━━━ Dataset extract ━━━

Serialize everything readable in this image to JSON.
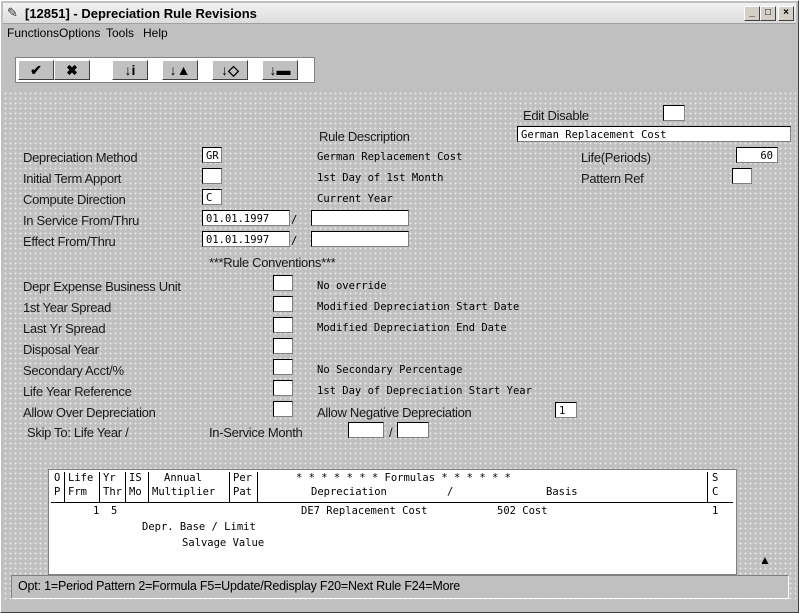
{
  "window": {
    "title": "[12851] - Depreciation Rule Revisions",
    "controls": {
      "minimize": "_",
      "maximize": "□",
      "close": "×"
    }
  },
  "menu": [
    "Functions",
    "Options",
    "Tools",
    "Help"
  ],
  "toolbar": {
    "buttons": [
      {
        "name": "ok",
        "glyph": "✔"
      },
      {
        "name": "cancel",
        "glyph": "✖"
      },
      {
        "name": "find",
        "glyph": "↓i"
      },
      {
        "name": "add",
        "glyph": "↓▲"
      },
      {
        "name": "copy",
        "glyph": "↓◇"
      },
      {
        "name": "delete",
        "glyph": "↓▬"
      }
    ]
  },
  "form": {
    "edit_disable_label": "Edit Disable",
    "rule_description_label": "Rule Description",
    "rule_description_value": "German Replacement Cost",
    "depreciation_method_label": "Depreciation Method",
    "depreciation_method_value": "GR",
    "depreciation_method_desc": "German Replacement Cost",
    "life_periods_label": "Life(Periods)",
    "life_periods_value": "60",
    "initial_term_label": "Initial Term Apport",
    "initial_term_desc": "1st Day of 1st Month",
    "pattern_ref_label": "Pattern Ref",
    "compute_direction_label": "Compute Direction",
    "compute_direction_value": "C",
    "compute_direction_desc": "Current Year",
    "in_service_label": "In Service From/Thru",
    "in_service_from": "01.01.1997",
    "effect_label": "Effect From/Thru",
    "effect_from": "01.01.1997",
    "slash": "/",
    "rule_conventions": "***Rule Conventions***",
    "depr_expense_bu_label": "Depr Expense Business Unit",
    "depr_expense_bu_desc": "No override",
    "first_year_spread_label": "1st Year Spread",
    "first_year_spread_desc": "Modified Depreciation Start Date",
    "last_yr_spread_label": "Last Yr Spread",
    "last_yr_spread_desc": "Modified Depreciation End Date",
    "disposal_year_label": "Disposal Year",
    "secondary_acct_label": "Secondary Acct/%",
    "secondary_acct_desc": "No Secondary Percentage",
    "life_year_ref_label": "Life Year Reference",
    "life_year_ref_desc": "1st Day of Depreciation Start Year",
    "allow_over_label": "Allow Over Depreciation",
    "allow_negative_label": "Allow Negative Depreciation",
    "allow_negative_value": "1",
    "skip_to_label": "Skip To: Life Year /",
    "in_service_month_label": "In-Service Month"
  },
  "grid": {
    "headers": {
      "op": [
        "O",
        "P"
      ],
      "life": [
        "Life",
        "Frm"
      ],
      "yr": [
        "Yr",
        "Thr"
      ],
      "is": [
        "IS",
        "Mo"
      ],
      "annual": [
        "Annual",
        "Multiplier"
      ],
      "per": [
        "Per",
        "Pat"
      ],
      "formulas": "* * * * * * * Formulas * * * * * *",
      "depreciation": "Depreciation",
      "basis": "Basis",
      "sc": [
        "S",
        "C"
      ]
    },
    "row": {
      "life_frm": "1",
      "yr_thr": "5",
      "depreciation": "DE7 Replacement Cost",
      "basis": "502 Cost",
      "sc": "1",
      "sub1": "Depr. Base / Limit",
      "sub2": "Salvage Value"
    }
  },
  "status": "Opt: 1=Period Pattern 2=Formula F5=Update/Redisplay F20=Next Rule F24=More",
  "scroll": {
    "up": "▲",
    "down": "▼"
  }
}
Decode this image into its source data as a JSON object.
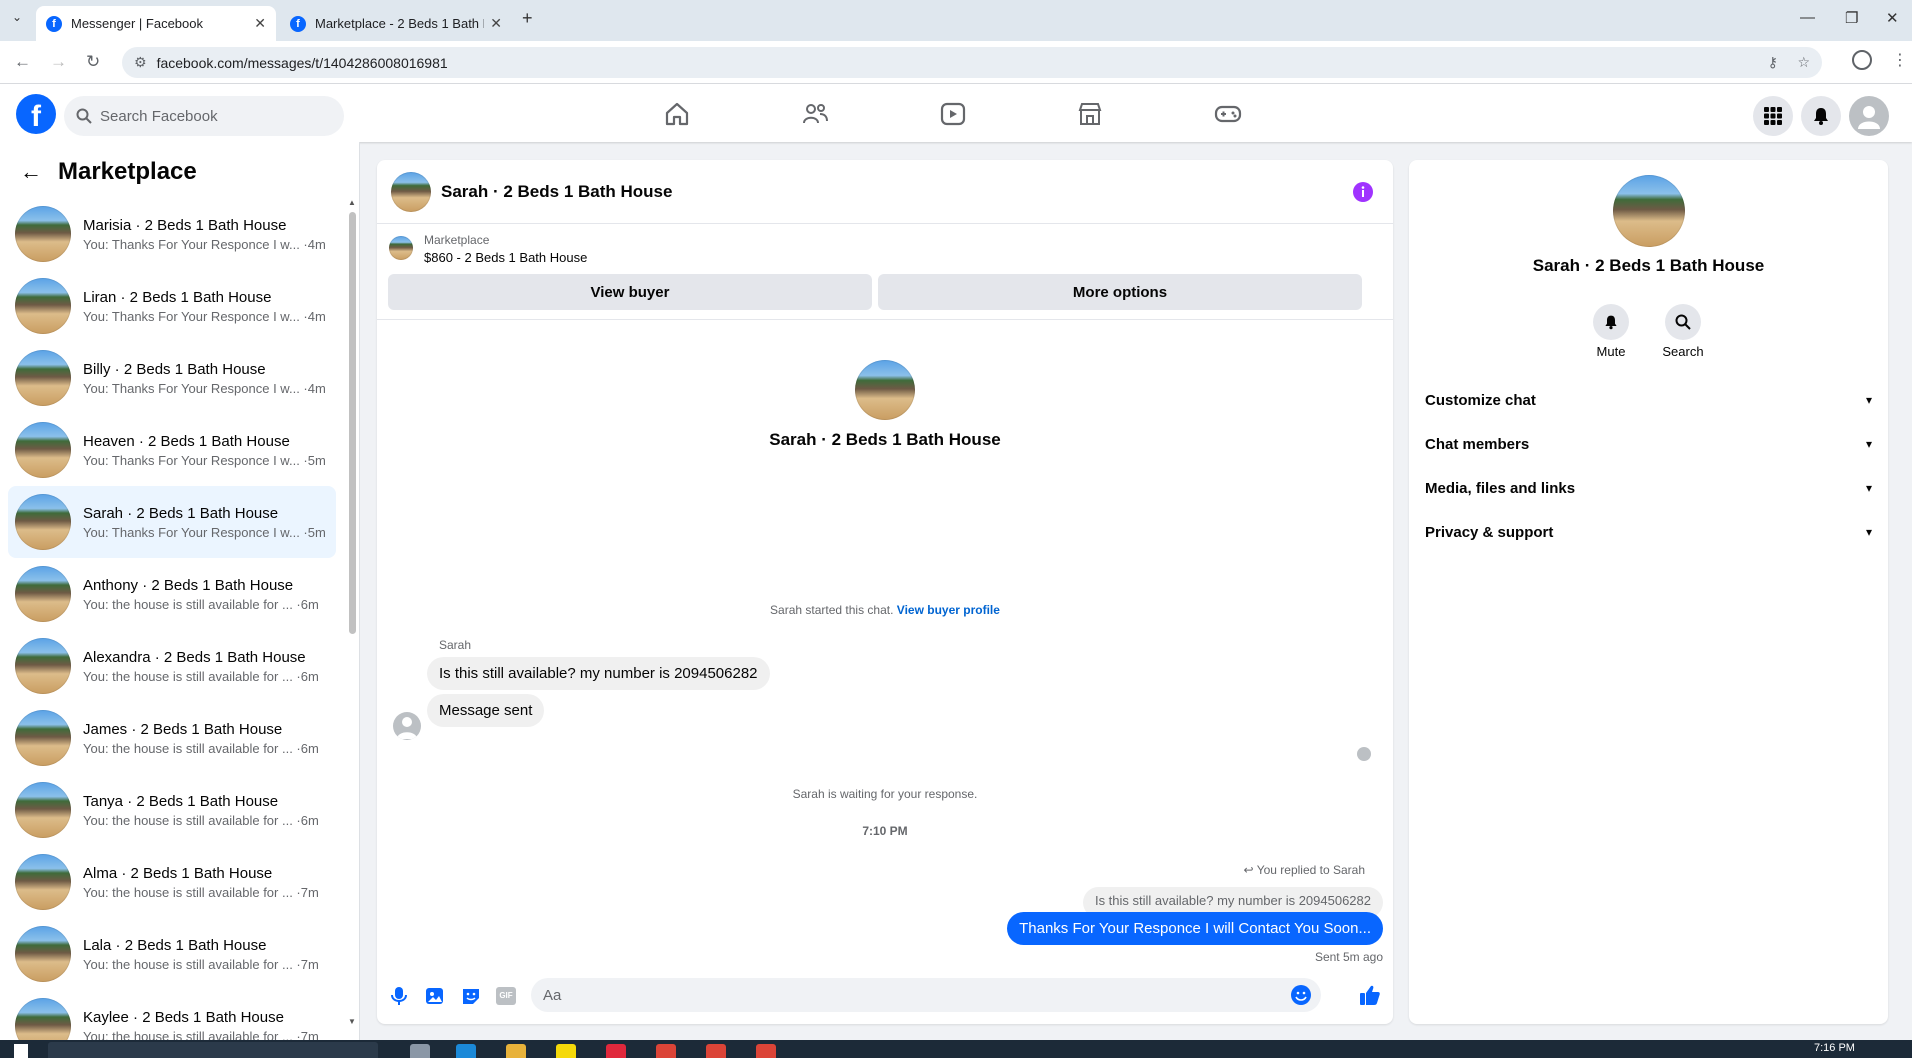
{
  "browser": {
    "tabs": [
      {
        "label": "Messenger | Facebook"
      },
      {
        "label": "Marketplace - 2 Beds 1 Bath Ho"
      }
    ],
    "url": "facebook.com/messages/t/1404286008016981"
  },
  "fb": {
    "search_placeholder": "Search Facebook"
  },
  "sidebar": {
    "title": "Marketplace",
    "conversations": [
      {
        "name": "Marisia · 2 Beds 1 Bath House",
        "snippet": "You: Thanks For Your Responce I w... ·4m"
      },
      {
        "name": "Liran · 2 Beds 1 Bath House",
        "snippet": "You: Thanks For Your Responce I w... ·4m"
      },
      {
        "name": "Billy · 2 Beds 1 Bath House",
        "snippet": "You: Thanks For Your Responce I w... ·4m"
      },
      {
        "name": "Heaven · 2 Beds 1 Bath House",
        "snippet": "You: Thanks For Your Responce I w... ·5m"
      },
      {
        "name": "Sarah · 2 Beds 1 Bath House",
        "snippet": "You: Thanks For Your Responce I w... ·5m"
      },
      {
        "name": "Anthony · 2 Beds 1 Bath House",
        "snippet": "You: the house is still available for ... ·6m"
      },
      {
        "name": "Alexandra · 2 Beds 1 Bath House",
        "snippet": "You: the house is still available for ... ·6m"
      },
      {
        "name": "James · 2 Beds 1 Bath House",
        "snippet": "You: the house is still available for ... ·6m"
      },
      {
        "name": "Tanya · 2 Beds 1 Bath House",
        "snippet": "You: the house is still available for ... ·6m"
      },
      {
        "name": "Alma · 2 Beds 1 Bath House",
        "snippet": "You: the house is still available for ... ·7m"
      },
      {
        "name": "Lala · 2 Beds 1 Bath House",
        "snippet": "You: the house is still available for ... ·7m"
      },
      {
        "name": "Kaylee · 2 Beds 1 Bath House",
        "snippet": "You: the house is still available for ... ·7m"
      }
    ]
  },
  "chat": {
    "title": "Sarah · 2 Beds 1 Bath House",
    "marketplace_label": "Marketplace",
    "listing": "$860 - 2 Beds 1 Bath House",
    "view_buyer": "View buyer",
    "more_options": "More options",
    "intro_name": "Sarah · 2 Beds 1 Bath House",
    "started": "Sarah started this chat.",
    "view_buyer_profile": "View buyer profile",
    "sender": "Sarah",
    "msg1": "Is this still available? my number is 2094506282",
    "msg2": "Message sent",
    "waiting": "Sarah is waiting for your response.",
    "time": "7:10 PM",
    "replied": "You replied to Sarah",
    "quote": "Is this still available? my number is 2094506282",
    "my_msg": "Thanks For Your Responce I will Contact You Soon...",
    "sent": "Sent 5m ago",
    "input_placeholder": "Aa",
    "accent": "#0866ff"
  },
  "info": {
    "name": "Sarah · 2 Beds 1 Bath House",
    "mute": "Mute",
    "search": "Search",
    "rows": [
      "Customize chat",
      "Chat members",
      "Media, files and links",
      "Privacy & support"
    ]
  },
  "taskbar": {
    "time": "7:16 PM"
  }
}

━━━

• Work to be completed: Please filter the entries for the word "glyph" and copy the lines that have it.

• Response below:
        "glyph": "✔"
        "glyph": "✖"
        "glyph": "↓i"
        "glyph": "↓▲"
        "glyph": "↓◇"
        "glyph": "↓▬"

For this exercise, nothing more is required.